Dar es Salaam — In Tanzania, where a population of a million people relies on a single anesthesiologist, the worry is always about the fate of women and newborn children during childbirth at the country's less-equipped rural hospitals.
However, there is another dilemma attached to the efforts being made to train and increase the number of anesthesiologists in the needy regions where, sadly, the doctor - patient ratio is quite unproportional
Yet, Alex Lwiza, a Master's student in Anaesthesiology at Muhimbili University of Health and Allied Sciences (Muhas), believes that doctors in the rural parts of the country still lack enough exposure on what anaesthesiology entails.
"Most doctors usually find it easier to go for other courses like surgery, Obstetrics/Gynaecology, Paediatrics or Internal Medicine. They say there is a high demand for specialists in those fields," he says.
Dr Lwiza, who is a beneficiary of training programs which are meant to enhance life-saving skills of anaesthesiologists at Muhas, is hopeful that one day, the shortage of experts of his caliber, will one day come to an end.
But, the question remains: How can doctors leave rural hospitals for such specializedstudies amid shortages of workforce at their work stations?
Cases abound of the medics who get admission offers to universities for Masters Degrees--some in anaesthesiology--but are not granted permission to leave because staff shortage. Some are the only--or rather dependable medical officers at their work stations, The Citizen is informed.
On top of that, Tanzania still suffers unnecessarily high rates of maternal death, says Dr Ellen Senkoro, whose organization, the Benjamin William Mkapa Foundation (BMF), works in rural areas to extend health services to the underserved.
"On average, 24 women a day fall victim to complications of pregnancy and childbirth leading to death, most of them in rural areas where access to healthcare is limited," says Dr Senkoro.
Among the limited services is anesthesia care which is still clouded with lack of trained staff, infrastructure and equipment, leading to high rates of preventable death and disability.
In the midst of this reality, stakeholders in Anaesthesilolgy are banking their hopes on the ongoing plans by Tanzania to come up with a fellowship program which would ensure that doctors get their necessary training in Anesthesiology at their work stations.
This was revealed recently at Muhas as the government teamed up with a US-based medical technology company, Gradian Health Systems to unveil the country's first ever skills lab for anaesthesia experts--the Anesthesia and Critical Care Simulation Laboratory.
Gradian Health Systems has joined hands with the government of Tanzania through a Public-Private Partnership (PPP) that aims to combine specialized training facilities with world-class technology to transform anesthesia care in every region of the country.
According to the President of the Society of Anaesthesiologists of Tanzania (SATA), Dr Mpoki Ulisubisya, the fellowship program, which is awaiting the approval by the Medical Council of Tanganyika (MCT), is expected to be a game-changer by bridging the shortage of anaesthesiologists in the country.
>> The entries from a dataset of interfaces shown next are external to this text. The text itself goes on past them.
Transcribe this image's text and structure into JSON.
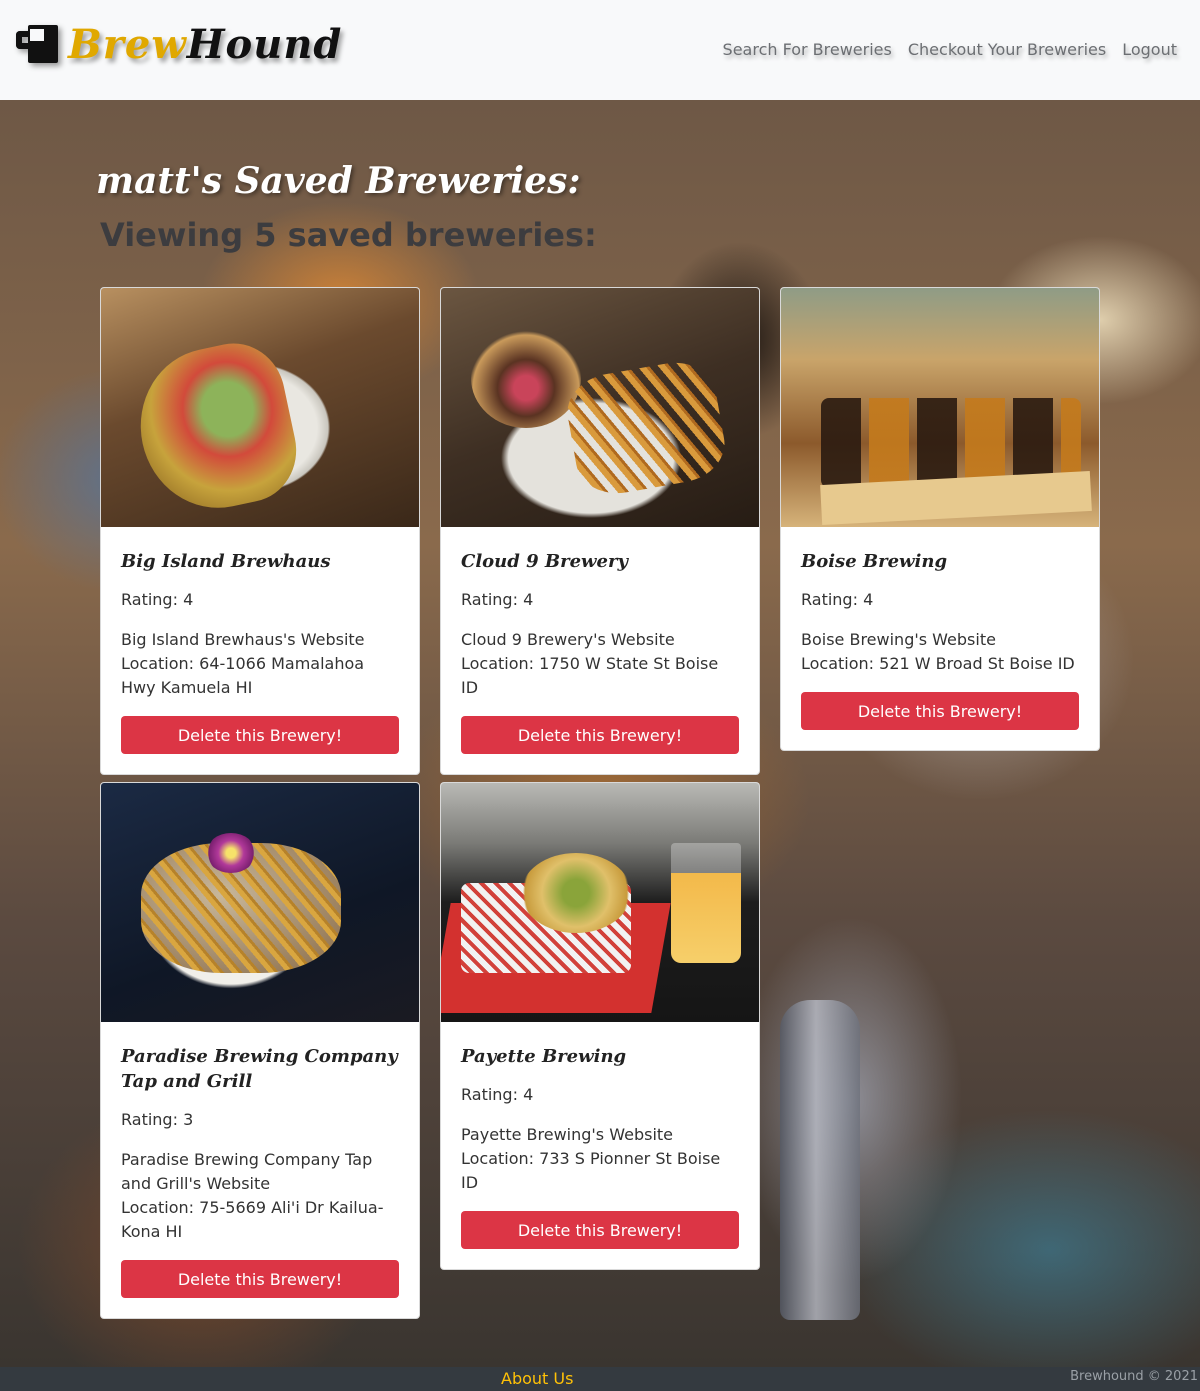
{
  "navbar": {
    "brand_part1": "Brew",
    "brand_part2": "Hound",
    "brand_icon": "beer-mug-icon",
    "links": [
      "Search For Breweries",
      "Checkout Your Breweries",
      "Logout"
    ]
  },
  "page": {
    "title": "matt's Saved Breweries:",
    "subtitle": "Viewing 5 saved breweries:"
  },
  "breweries": [
    {
      "name": "Big Island Brewhaus",
      "rating": "Rating: 4",
      "website": "Big Island Brewhaus's Website",
      "location": "Location: 64-1066 Mamalahoa Hwy Kamuela HI",
      "delete_label": "Delete this Brewery!"
    },
    {
      "name": "Cloud 9 Brewery",
      "rating": "Rating: 4",
      "website": "Cloud 9 Brewery's Website",
      "location": "Location: 1750 W State St Boise ID",
      "delete_label": "Delete this Brewery!"
    },
    {
      "name": "Boise Brewing",
      "rating": "Rating: 4",
      "website": "Boise Brewing's Website",
      "location": "Location: 521 W Broad St Boise ID",
      "delete_label": "Delete this Brewery!"
    },
    {
      "name": "Paradise Brewing Company Tap and Grill",
      "rating": "Rating: 3",
      "website": "Paradise Brewing Company Tap and Grill's Website",
      "location": "Location: 75-5669 Ali'i Dr Kailua-Kona HI",
      "delete_label": "Delete this Brewery!"
    },
    {
      "name": "Payette Brewing",
      "rating": "Rating: 4",
      "website": "Payette Brewing's Website",
      "location": "Location: 733 S Pionner St Boise ID",
      "delete_label": "Delete this Brewery!"
    }
  ],
  "footer": {
    "about": "About Us",
    "copyright": "Brewhound © 2021"
  },
  "colors": {
    "navbar_bg": "#f8f9fa",
    "brand_gold": "#e0a800",
    "delete_button": "#dc3545",
    "footer_bg": "#343a40",
    "footer_link": "#ffc107"
  }
}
"With fellowship programs, a doctor is assigned training tasks that he/she is expected to achieve, then, preparations for exams follow," says Dr Ulisubisya.
Dr Ulisubisya says a wide-range of training programs have been put on pipeline to deal with the shortage of such experts in Tanzania.
One of them is the training of medical doctors on how they can apply new anaesthesia technologies, the Universal Anaesthesia Machine (UAM) from Gradian Health Systems.
The UAMs, according to details, can generate own medical oxygen and work without electricity. To date, more than 200 of the machines have been procured by the government and 160 have already been installed in health facilities across the country.
Related: $3million medical tech investment benefits 200 health facilities in Tanzania
Alongside this, Muhas has accredited a curriculum on the UAMs, which according to the university's Vice Chancellor Prof Andrea Pembe, will enhance national and international recognition.
BMF's Chief Executive Officer, Dr Senkoro says lives of newborns and women in the rural parts of the country can better be saved through improved training of health workers and innovative technology.
Related: Worrying statistics that medical technology could address effectively
Through BMF, she says, "[We] have been striving to be a hub of innovation to ensure equitable, accessible and quality health services delivery."
"We have established programs for] mentoring healthcare workers to better manage patients and at the same time raising awareness and mobilizing communities to seek appropriate care," says Dr Senkoro.